I think the proof is sufficient that there has been an immense change in human life for the better since the middle of the last century—a change great enough to require the recognition of a new era in culture. The preponderant influence and characteristic of our time suggest that it should be called "The Age of Steam;" and this, like the universally-accepted stone, bronze, and iron ages, suggests that industry is the most important feature of culture. No other name has been offered, no other force can compete with it. The improvements in printing and in the manufacture of iron and cloth, great as they are, are yet dependent for much of their value on the steam which drives the press, the rolling-mill, and the loom, and transports their products to market. The electric telegraph is inferior to either of these three: Watt's invention remains master of the field. It has made a new era, which ranks with that of bronze, and the two surpass in importance all the others.

When savages learned to make bronze, their former weapons and tools of stone and bone were thrown away. The flint knife, which lost its brittle edge at the first cut into wood, was replaced by tough metal which could be sharpened anew every day, and would last for years. The clumsy obsidian spear-head, that flew to pieces at the first throw, was superseded by another of better shape and more durable material, fitted for the wear of centuries. The savage armed with flint weapons was no match for the man of bronze, and thus the latter could take the most fertile valleys and reduce the former to slavery. The possession of metallic hoes, spades, and sickles, was the beginning of systematic agriculture. The soil began to produce abundantly; the supply of food was larger and more constant; population became dense; buildings of cut stone were erected for temples, fortifications, and granaries; the accumulation of property became possible and reputable; nations were organized and armies drilled. All these changes were the necessary results of the discovery of the art of making bronze. Previously men were in the stone age, without durable houses, without national government, without cities, without any accumulation of property, division of labor, literature, or prospect of progress.

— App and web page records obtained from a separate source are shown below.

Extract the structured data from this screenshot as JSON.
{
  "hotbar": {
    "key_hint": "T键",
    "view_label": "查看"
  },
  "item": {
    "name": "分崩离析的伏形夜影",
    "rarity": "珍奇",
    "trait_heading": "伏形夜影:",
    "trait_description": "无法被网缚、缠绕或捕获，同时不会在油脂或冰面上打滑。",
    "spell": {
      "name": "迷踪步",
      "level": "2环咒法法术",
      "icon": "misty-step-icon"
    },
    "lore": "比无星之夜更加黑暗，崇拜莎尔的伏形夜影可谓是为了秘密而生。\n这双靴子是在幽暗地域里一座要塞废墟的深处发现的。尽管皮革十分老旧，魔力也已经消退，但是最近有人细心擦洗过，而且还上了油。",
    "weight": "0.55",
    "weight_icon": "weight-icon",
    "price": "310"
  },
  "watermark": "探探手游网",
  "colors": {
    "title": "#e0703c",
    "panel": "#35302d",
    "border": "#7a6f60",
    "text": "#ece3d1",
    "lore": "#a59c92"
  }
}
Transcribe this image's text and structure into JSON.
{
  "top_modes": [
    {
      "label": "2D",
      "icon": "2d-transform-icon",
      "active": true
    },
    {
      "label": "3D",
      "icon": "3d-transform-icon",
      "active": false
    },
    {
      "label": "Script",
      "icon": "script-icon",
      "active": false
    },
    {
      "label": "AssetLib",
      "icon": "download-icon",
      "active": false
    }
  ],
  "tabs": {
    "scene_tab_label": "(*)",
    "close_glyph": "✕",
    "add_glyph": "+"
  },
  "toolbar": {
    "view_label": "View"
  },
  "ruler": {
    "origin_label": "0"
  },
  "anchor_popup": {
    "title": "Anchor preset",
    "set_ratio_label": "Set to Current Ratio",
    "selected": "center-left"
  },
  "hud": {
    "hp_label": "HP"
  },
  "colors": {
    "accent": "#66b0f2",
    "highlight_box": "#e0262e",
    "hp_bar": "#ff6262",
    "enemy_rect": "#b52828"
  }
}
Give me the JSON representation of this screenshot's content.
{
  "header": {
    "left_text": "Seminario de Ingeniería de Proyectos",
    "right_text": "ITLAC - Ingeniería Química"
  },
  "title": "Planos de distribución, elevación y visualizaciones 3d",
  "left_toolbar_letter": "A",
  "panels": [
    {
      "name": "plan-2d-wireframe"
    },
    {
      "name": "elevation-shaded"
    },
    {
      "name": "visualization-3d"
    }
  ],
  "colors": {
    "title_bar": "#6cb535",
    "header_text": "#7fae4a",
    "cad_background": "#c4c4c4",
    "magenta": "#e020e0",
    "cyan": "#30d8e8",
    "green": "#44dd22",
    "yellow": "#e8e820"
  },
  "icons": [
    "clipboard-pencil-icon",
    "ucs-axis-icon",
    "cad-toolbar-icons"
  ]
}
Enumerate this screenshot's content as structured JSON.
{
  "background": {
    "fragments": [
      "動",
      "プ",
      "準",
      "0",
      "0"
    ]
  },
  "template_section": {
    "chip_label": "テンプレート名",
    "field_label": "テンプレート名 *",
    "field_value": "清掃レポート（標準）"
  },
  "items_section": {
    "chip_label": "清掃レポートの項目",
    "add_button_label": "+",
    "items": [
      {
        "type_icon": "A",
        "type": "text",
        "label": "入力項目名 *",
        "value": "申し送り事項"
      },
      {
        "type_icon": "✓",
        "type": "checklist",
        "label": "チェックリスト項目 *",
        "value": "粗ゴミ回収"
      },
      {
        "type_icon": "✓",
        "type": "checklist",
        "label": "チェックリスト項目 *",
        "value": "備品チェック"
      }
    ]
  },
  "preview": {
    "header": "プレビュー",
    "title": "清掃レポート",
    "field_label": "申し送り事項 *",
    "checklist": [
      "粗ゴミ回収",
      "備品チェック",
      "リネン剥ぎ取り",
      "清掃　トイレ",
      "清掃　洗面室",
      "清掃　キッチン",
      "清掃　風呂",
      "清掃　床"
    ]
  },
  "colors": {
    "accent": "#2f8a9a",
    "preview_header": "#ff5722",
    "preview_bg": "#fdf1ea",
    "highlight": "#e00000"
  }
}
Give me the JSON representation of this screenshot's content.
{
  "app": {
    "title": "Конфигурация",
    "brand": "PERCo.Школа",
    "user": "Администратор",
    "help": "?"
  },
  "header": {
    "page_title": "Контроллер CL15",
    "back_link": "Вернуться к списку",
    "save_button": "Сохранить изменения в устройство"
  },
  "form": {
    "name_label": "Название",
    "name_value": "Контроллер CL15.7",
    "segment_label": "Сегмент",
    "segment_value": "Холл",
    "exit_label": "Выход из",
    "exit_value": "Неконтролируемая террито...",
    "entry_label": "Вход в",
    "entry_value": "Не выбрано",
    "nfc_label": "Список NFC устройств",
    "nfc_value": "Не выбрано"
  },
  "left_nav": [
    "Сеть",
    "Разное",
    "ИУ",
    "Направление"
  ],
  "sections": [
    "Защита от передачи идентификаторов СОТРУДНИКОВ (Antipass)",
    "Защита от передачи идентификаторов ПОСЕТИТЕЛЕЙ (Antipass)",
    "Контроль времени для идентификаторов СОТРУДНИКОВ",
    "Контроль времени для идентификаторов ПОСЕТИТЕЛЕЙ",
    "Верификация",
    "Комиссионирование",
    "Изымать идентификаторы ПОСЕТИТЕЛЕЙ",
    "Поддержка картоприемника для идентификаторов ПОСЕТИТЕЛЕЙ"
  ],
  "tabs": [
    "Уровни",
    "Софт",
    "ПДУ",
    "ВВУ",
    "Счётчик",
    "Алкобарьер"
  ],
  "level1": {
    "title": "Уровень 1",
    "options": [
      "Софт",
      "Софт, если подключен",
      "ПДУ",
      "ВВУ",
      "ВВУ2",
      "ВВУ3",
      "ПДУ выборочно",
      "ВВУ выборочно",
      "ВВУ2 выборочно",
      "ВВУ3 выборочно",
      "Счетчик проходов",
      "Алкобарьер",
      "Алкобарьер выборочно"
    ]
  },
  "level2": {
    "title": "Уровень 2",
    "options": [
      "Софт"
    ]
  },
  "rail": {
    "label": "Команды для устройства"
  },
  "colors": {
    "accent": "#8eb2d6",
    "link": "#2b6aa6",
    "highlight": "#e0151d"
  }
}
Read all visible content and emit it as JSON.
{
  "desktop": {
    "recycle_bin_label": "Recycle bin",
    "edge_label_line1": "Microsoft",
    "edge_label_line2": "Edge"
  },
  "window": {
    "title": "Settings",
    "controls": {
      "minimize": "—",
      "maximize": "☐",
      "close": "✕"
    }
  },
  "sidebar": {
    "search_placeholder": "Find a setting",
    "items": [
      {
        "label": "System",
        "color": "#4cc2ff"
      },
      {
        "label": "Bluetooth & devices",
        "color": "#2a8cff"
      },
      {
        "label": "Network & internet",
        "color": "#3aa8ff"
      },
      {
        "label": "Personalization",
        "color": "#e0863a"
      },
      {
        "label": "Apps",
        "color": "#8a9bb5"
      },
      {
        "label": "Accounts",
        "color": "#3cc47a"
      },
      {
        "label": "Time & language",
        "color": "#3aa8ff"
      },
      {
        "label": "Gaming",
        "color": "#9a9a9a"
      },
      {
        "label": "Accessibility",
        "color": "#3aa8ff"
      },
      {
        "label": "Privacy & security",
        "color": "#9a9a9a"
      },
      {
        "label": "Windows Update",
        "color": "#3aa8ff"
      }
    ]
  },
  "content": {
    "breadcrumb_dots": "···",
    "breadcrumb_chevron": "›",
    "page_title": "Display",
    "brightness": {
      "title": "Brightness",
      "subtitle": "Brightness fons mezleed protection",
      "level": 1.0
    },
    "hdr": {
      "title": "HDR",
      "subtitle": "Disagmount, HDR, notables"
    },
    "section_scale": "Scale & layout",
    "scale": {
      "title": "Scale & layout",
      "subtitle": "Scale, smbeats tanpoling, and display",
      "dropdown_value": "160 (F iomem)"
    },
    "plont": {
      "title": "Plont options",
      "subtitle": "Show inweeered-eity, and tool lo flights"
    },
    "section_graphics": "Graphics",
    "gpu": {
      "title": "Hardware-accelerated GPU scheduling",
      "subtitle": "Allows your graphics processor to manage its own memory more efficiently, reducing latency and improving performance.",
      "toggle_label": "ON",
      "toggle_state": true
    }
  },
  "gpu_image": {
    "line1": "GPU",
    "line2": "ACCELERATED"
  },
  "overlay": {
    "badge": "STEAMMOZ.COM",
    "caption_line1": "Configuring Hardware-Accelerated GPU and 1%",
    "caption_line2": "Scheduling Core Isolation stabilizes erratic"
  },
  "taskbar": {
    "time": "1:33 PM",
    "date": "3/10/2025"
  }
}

The iron and printing ages made revolutions in society, but they were far less important than those of bronze and steam. The bronze revolution was the greater, looked at from a relative standpoint, but, considered absolutely, it was small in comparison, and very slow in progress, with the influence of steam. The ancient Egyptians asserted